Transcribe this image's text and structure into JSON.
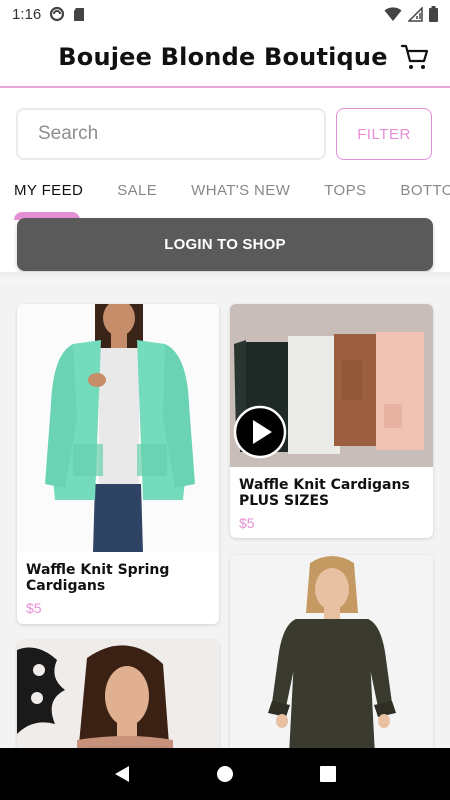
{
  "status_bar": {
    "time": "1:16"
  },
  "header": {
    "title": "Boujee Blonde Boutique",
    "cart_icon": "cart-icon"
  },
  "search": {
    "placeholder": "Search",
    "filter_label": "FILTER"
  },
  "tabs": [
    {
      "label": "MY FEED",
      "active": true
    },
    {
      "label": "SALE"
    },
    {
      "label": "WHAT'S NEW"
    },
    {
      "label": "TOPS"
    },
    {
      "label": "BOTTOMS"
    }
  ],
  "login": {
    "label": "LOGIN TO SHOP"
  },
  "products": [
    {
      "title": "Waffle Knit Spring Cardigans",
      "price": "$5"
    },
    {
      "title": "Waffle Knit Cardigans PLUS SIZES",
      "price": "$5",
      "has_video": true
    },
    {
      "title": "",
      "price": ""
    },
    {
      "title": "",
      "price": ""
    }
  ],
  "colors": {
    "accent": "#e58fd6",
    "login_bg": "#5a5a5a"
  }
}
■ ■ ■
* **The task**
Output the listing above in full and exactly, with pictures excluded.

* **Answer section**
Transcribe this image's text and structure into JSON.
{
  "status_bar": {
    "time": "1:16"
  },
  "header": {
    "title": "Boujee Blonde Boutique",
    "cart_icon": "cart-icon"
  },
  "search": {
    "placeholder": "Search",
    "filter_label": "FILTER"
  },
  "tabs": [
    {
      "label": "MY FEED",
      "active": true
    },
    {
      "label": "SALE"
    },
    {
      "label": "WHAT'S NEW"
    },
    {
      "label": "TOPS"
    },
    {
      "label": "BOTTOMS"
    }
  ],
  "login": {
    "label": "LOGIN TO SHOP"
  },
  "products": [
    {
      "title": "Waffle Knit Spring Cardigans",
      "price": "$5"
    },
    {
      "title": "Waffle Knit Cardigans PLUS SIZES",
      "price": "$5",
      "has_video": true
    },
    {
      "title": "",
      "price": ""
    },
    {
      "title": "",
      "price": ""
    }
  ],
  "colors": {
    "accent": "#e58fd6",
    "login_bg": "#5a5a5a"
  }
}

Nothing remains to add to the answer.